Since it was founded in 2014, Back Market, has been focused on battling electronic waste and extending the lives of electronic devices and appliances. The Conscious project is one way that Back Market addresses a challenging aspect of this mission: to begin meaningful conversations with the public around the environmental impact of high-tech devices and, of course, to begin exploring solutions for them (however imperfect these might be).
Here is everything you might want to know about the project in a few lines—the concept, methodology, and even its limitations.
The idea: a widget that helps device owners limit their carbon emissions every time they charge their phones or tablets.
The electricity that powers our smartphone or tablet batteries come from different energy sources (gas, nuclear, solar, hydroelectric, etc.) which make up the “energy mix” that determines how CO2 is generated at any given time; the energy mix coming out of your power outlet changes regularly through the course of one day. .
CO2NSCIOUS is a widget that reveals the energy sources being tapped when a device is plugged into a power outlet, allowing you to take note of the carbon emissions associated with your charge in real time.
Using machine-learning and with the help of Electricitymap, Co2nscious is able to recommend the most optimal time to charge in order to produce less carbon emissions.
Co2nscious is a proof of concept: available solely on Android until the end of April. But we’re hoping that people will find it useful and want to keep it going, which is why we are making the complete code available to anyone (just email [email protected]).
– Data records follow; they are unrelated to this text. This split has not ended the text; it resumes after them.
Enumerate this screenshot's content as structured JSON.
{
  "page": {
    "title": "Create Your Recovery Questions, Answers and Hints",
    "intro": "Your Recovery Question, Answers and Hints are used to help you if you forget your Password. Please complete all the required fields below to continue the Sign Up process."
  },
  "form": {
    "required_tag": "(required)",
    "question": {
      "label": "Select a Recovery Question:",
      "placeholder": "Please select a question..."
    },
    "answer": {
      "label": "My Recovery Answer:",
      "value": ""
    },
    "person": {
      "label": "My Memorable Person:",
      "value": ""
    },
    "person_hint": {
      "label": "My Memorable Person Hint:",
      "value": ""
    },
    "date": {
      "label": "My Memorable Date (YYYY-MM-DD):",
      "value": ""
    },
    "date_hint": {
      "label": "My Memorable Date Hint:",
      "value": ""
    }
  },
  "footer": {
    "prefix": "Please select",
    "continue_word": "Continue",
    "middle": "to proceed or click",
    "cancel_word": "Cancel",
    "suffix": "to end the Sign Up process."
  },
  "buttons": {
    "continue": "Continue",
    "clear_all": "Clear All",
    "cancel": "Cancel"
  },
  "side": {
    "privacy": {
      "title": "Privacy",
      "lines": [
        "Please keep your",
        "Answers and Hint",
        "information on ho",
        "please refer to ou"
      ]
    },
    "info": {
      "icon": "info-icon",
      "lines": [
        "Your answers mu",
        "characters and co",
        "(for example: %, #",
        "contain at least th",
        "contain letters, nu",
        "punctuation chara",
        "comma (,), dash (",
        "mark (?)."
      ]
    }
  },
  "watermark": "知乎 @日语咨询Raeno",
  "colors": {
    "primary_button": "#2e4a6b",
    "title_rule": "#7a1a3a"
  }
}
How does it actually work?
Conscious uses the data made available by Electricitymap, an open source project that allows real-time visualization of CO2 emissions from the production and consumption of electricity all around the world. At the moment, data is available for 67 different countries and if it’s not already available, you can contribute by adding your own if your generous heart should move you to do so. Want more details? Here they are.
- Electricitymap pinpoints the general geographic location and forecasts the electricity sources being used at that moment using different factors such as geographic origin, historical data and meteorological conditions.
- These forecasts, carried out on a national scale, are updated every hour and systematically compared to actual data to improve machine learning.
- Research by IPCC (Intergovernmental Panel on Climate Change) is then applied to estimate CO2 emissions (we are able to calculate CO2 emissions associated with the increase or decrease of the electricity demand for the electricity sources that make up an energy mix.)
- From the moment you plug your device, Co2nscious calculates the average carbon emissions in your energy mix (in gCO2eq/kWh) and tells you if these will be lower in the next 6 hours.
- You can also check the current energy mix in real time and the carbon emissions associated with it to decide yourself if you’d like to charge your phone now or later.
- If a user is charging at an optimal time (meaning CO2 emissions are lower in comparison to the average emissions in the next 6 hours), CO2nscious advises users to continue charging their device.
- If the user is charging at a less favorable time, CO2nscious recommends the a better time to charge within the next 6 hours.
And that’s that.
To our minds, the Co2nscious project is a means of creating awareness and starting a dialogue with the public about the environmental impact of our electronics rather than a comprehensive solution. For one thing, we privileged a single factor (CO2 emissions) to determine the optimal time to charge when there are many different polluting elements that should be considered. Certain energy sources (nuclear, for instance) might emit very little carbon while also raising serious environmental questions for other reasons.
There is no energy source that is perfectly clean, and there is no such thing as a perfectly environmentally friendly device. The widget is simply one way to remind people that the decisions they make daily matter, and that they have the power (pun intended) to take charge of those decisions, even if it starts in some small and imperfect way. Knowledge is power. And now you know what powers what.